Saturday, February 2, 2008

The Anatomist

“They're transparent...” I said to myself, looking down on my spread fingers. I could suddenly vividly visualize the tendons and muscles, the connective tissue.

“This is a fabulous new view for me of the human body” I thought. I just finished reading The Anatomist by Bill Hayes. In telling the story of Gray’s Anatomy, Hayes writes in detail about med school dissections he audits to make his book more poignant. Phrases like “Leaving one side of our cadaver intact, we carefully dissect the other, exposing the intermediate and then the deep back muscles….” changed from abhorrent to fascinating. My ghoulish viewpoint became an observant one. Mr. Hayes described in words the amazing techniques of dissection, making them interesting and easy to imagine. I could not believe how clear his descriptions were.

The author says that after the gross anatomy experience, “You see life with a kind of picture-in-picture feature..” And I agreed.

I read half the book, then put it down for a few days. Picking it up later, I was surprised to see how low my retention was. What was so fascinating had become a little hazy. But then on page 172, an anatomy instructor, concerned about fewer anatomy classes as part of the MD curriculum, tells Hayes,

“…..there wasn’t really much new to discover in the body. It had all been found………but the real deal is, you can’t do medicine without it. ….Of course, you can make it a lot more streamlined. Teach it in a much more focused way. Doctors don’t remember any of this stuff. Ninety percent of what we throw at them doesn’t stick.”

Comforted, I read on to the book’s fascinating conclusion, boldly identifying with the student doctors' forgetfulness! And then I was entranced to see how all that anatomy on cadavers only helped a little to understand death. That death was still a mystery. I have seen two loved ones die and I have witnessed the shifting of consciousness that occurs at death. Like a light going out. Or happiness leaving the material world…Or….and oh yes! How the experience of the loss of a loved one is what you most anxiously want to share with……oh! but the one you want to share it with is gone!

I admire Haye’s attitude of respect for the cadavers and the people they used to be. I know a little more about anatomy now, and The Anatomist brought me a new view of the work of doctors, physical therapists and other medical technicians.

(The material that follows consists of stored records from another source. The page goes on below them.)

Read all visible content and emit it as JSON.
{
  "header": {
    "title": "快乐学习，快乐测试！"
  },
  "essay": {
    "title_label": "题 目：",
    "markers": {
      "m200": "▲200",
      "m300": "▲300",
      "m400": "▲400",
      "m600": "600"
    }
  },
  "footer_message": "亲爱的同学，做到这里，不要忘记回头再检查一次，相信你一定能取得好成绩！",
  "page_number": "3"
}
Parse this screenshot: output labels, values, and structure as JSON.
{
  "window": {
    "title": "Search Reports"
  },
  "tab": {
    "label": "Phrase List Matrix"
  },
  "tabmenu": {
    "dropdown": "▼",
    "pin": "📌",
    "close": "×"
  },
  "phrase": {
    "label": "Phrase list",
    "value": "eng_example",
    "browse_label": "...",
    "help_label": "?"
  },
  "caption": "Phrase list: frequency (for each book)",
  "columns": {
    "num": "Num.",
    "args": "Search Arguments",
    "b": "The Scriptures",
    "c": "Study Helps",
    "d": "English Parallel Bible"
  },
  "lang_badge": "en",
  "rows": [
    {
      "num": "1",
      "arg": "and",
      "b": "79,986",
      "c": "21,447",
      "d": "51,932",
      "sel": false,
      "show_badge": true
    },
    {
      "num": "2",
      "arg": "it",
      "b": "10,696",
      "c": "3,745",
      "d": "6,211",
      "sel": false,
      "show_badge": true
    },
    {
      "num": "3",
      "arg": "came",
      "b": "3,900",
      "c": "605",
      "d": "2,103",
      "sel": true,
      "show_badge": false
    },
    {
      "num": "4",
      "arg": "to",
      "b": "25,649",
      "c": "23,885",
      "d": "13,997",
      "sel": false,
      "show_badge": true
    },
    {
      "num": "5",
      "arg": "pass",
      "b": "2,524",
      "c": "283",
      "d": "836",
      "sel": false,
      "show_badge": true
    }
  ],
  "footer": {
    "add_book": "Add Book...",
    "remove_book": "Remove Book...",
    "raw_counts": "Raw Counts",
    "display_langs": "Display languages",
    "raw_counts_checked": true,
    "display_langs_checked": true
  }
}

Sunday, January 27, 2008

Education as Inspiration

Education As Inspiration

Rev. Father Stephen Sundborg underscored my view of education on a personal level today. In a Seattle Times editorial, he said this:

Never underestimate the power of education. A university education yields the best "return on investment" of any investment a person can make. Graduating with a $20,000 debt pales next to a working-lifetime earning power of $1 million or more compared to that of a high-school graduate. This doesn't account for the inestimable return on investment in the reflective and intellectually engaged quality of one's life. Even more important is the multiplier effect our graduates have in bettering society. One of the most satisfying parts of my job is knowing the significant things our alumni are doing and realizing that the university contributed to the human beings they are. This is the greatest return on an investment.

Having begun a community education class at Cascadia Community College, above, after a couple of years of not attending classes, I am again happily reflective and intellectually engaged! Also his ideas on mission:

Say who you are, then live by it. There is nothing more important for a healthy university than a president's clear articulation of its educational mission. The catchphrase is, "No money, no mission." But equally true for a complex, values-oriented university is, "No mission, no movement." The most important thing I've done in 10 years is articulate and embed in all we do our mission of empowering leaders for a just and humane world.

Again on a mini-local level, I influence my small world, and education helps me stay on track with my own developing mission.